'''

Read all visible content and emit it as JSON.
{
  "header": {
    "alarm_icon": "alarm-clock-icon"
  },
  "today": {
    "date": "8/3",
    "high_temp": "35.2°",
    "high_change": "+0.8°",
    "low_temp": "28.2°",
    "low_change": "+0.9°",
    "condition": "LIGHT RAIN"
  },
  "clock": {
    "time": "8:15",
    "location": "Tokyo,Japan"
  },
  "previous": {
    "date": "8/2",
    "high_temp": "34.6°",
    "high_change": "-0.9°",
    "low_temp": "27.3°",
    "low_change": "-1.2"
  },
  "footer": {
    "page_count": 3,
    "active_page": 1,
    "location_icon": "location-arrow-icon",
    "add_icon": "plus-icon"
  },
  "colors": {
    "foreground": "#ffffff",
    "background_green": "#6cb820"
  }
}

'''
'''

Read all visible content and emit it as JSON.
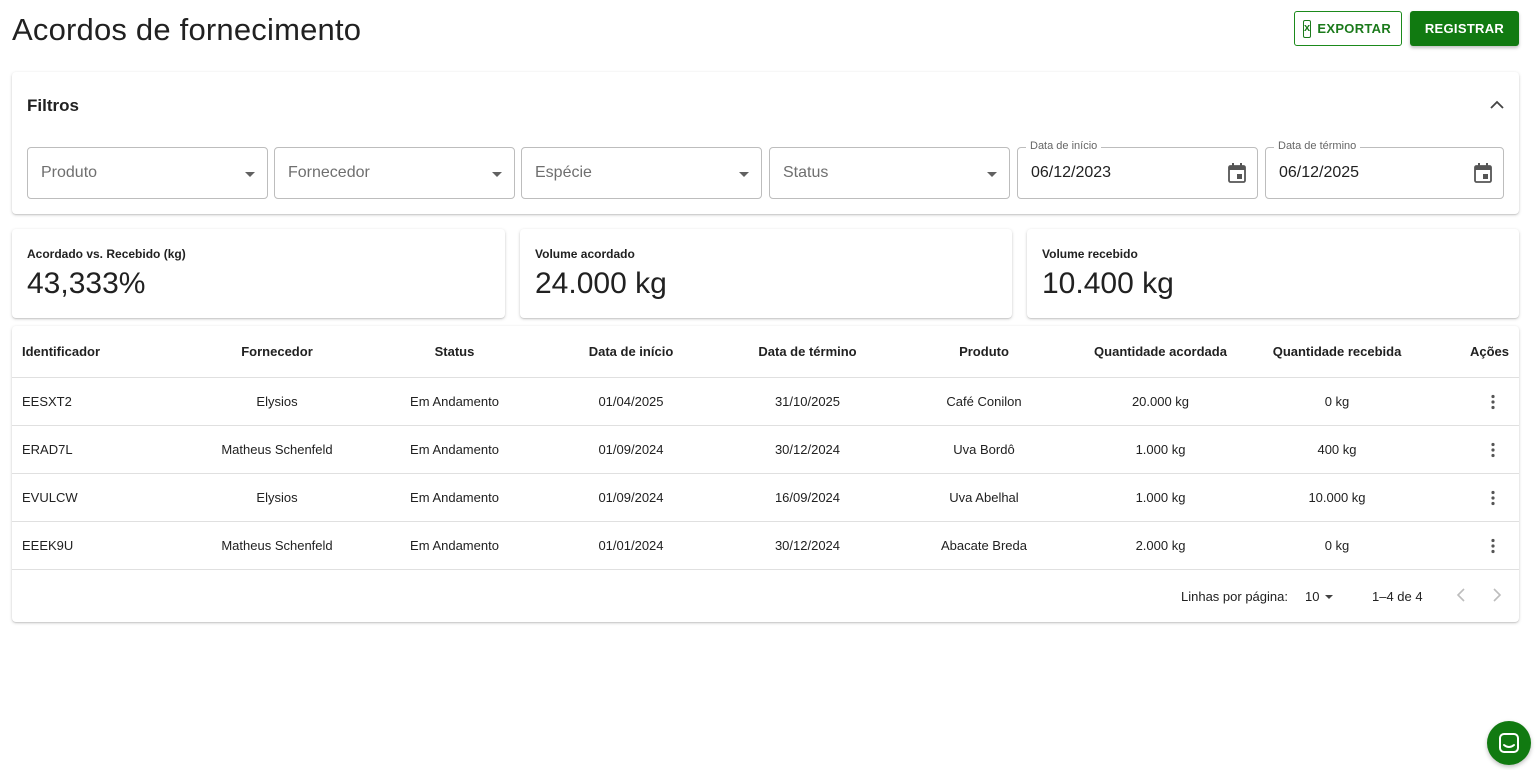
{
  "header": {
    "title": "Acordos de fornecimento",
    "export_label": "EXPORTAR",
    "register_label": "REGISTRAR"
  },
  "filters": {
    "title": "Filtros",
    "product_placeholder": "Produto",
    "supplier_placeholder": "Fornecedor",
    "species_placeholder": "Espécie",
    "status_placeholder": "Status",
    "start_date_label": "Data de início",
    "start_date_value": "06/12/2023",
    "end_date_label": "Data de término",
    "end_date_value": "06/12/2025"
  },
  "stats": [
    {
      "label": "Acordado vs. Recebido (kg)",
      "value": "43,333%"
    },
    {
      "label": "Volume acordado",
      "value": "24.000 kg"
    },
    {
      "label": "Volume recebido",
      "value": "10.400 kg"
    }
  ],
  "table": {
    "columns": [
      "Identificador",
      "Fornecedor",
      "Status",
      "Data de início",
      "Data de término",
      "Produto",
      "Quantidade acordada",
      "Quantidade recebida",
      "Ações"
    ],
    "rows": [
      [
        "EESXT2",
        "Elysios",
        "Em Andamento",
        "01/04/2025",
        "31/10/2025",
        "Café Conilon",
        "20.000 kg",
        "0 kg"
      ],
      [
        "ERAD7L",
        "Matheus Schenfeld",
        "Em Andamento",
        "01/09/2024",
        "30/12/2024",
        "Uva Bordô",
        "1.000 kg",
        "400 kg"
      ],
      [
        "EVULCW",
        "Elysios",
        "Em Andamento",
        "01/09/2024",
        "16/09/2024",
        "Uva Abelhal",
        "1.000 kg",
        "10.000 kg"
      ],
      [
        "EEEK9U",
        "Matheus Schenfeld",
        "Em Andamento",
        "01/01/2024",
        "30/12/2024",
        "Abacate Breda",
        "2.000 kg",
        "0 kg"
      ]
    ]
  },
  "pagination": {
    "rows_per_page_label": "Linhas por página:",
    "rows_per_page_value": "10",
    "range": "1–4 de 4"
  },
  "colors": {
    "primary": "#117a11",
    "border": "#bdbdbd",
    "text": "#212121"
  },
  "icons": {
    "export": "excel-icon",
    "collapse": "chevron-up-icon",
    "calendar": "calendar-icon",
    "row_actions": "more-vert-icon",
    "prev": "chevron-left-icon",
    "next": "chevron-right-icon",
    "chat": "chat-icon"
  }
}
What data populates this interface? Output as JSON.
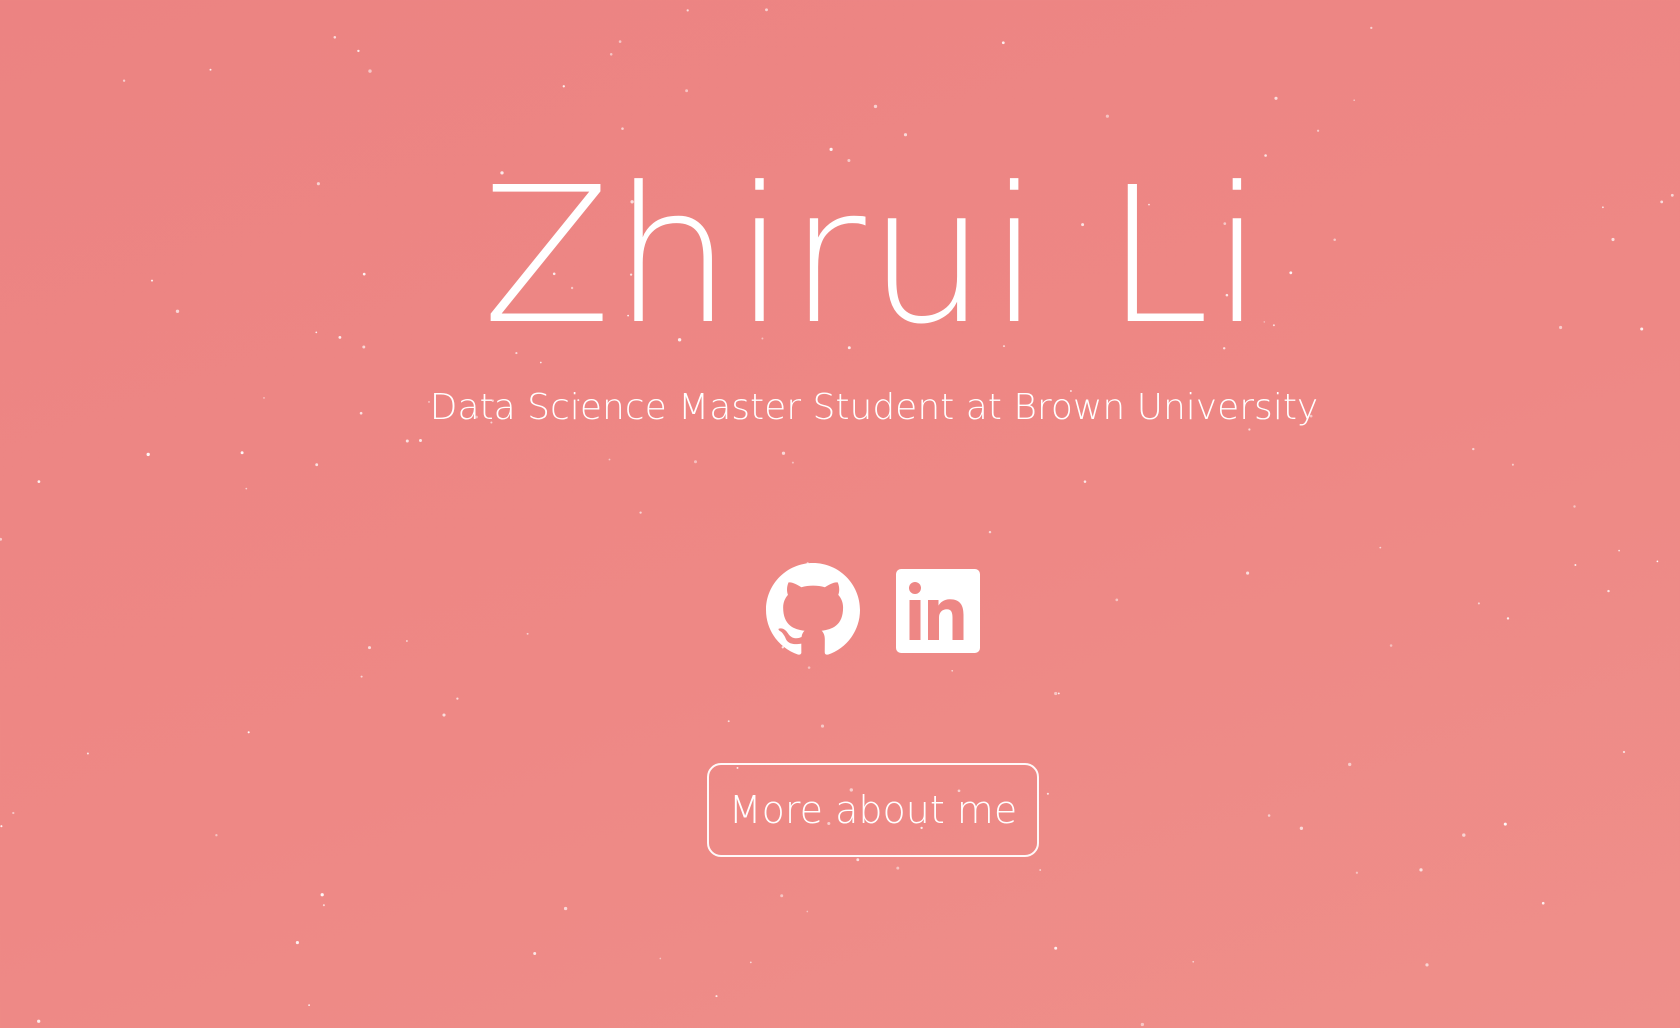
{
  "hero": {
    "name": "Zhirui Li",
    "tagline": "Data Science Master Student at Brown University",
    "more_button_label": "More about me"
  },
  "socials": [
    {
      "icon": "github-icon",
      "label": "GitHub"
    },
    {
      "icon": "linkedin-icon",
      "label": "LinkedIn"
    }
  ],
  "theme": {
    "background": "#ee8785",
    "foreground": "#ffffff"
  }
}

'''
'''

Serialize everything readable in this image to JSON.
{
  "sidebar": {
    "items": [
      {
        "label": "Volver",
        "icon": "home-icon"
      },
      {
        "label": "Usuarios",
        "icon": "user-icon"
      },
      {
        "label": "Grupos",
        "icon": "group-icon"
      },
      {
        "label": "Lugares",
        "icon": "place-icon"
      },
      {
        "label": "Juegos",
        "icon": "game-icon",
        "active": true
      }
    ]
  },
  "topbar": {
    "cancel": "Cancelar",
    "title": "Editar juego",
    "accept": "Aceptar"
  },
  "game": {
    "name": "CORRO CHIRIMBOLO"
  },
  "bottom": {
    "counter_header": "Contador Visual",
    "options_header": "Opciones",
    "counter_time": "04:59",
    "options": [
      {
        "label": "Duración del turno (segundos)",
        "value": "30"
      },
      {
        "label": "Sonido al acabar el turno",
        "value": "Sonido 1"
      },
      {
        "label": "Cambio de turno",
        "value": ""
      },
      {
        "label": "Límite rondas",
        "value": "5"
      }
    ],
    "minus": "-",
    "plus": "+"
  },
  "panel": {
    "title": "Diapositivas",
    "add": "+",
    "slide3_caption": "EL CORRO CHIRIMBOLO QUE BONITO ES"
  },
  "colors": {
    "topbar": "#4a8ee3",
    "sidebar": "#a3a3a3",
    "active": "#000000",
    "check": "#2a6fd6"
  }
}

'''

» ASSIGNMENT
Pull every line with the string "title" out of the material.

» RESPONSE TO THE EXERCISE
    "title": "Acordos de fornecimento",
    "title": "Filtros",
    "title": "Editar juego",
    "title": "Diapositivas",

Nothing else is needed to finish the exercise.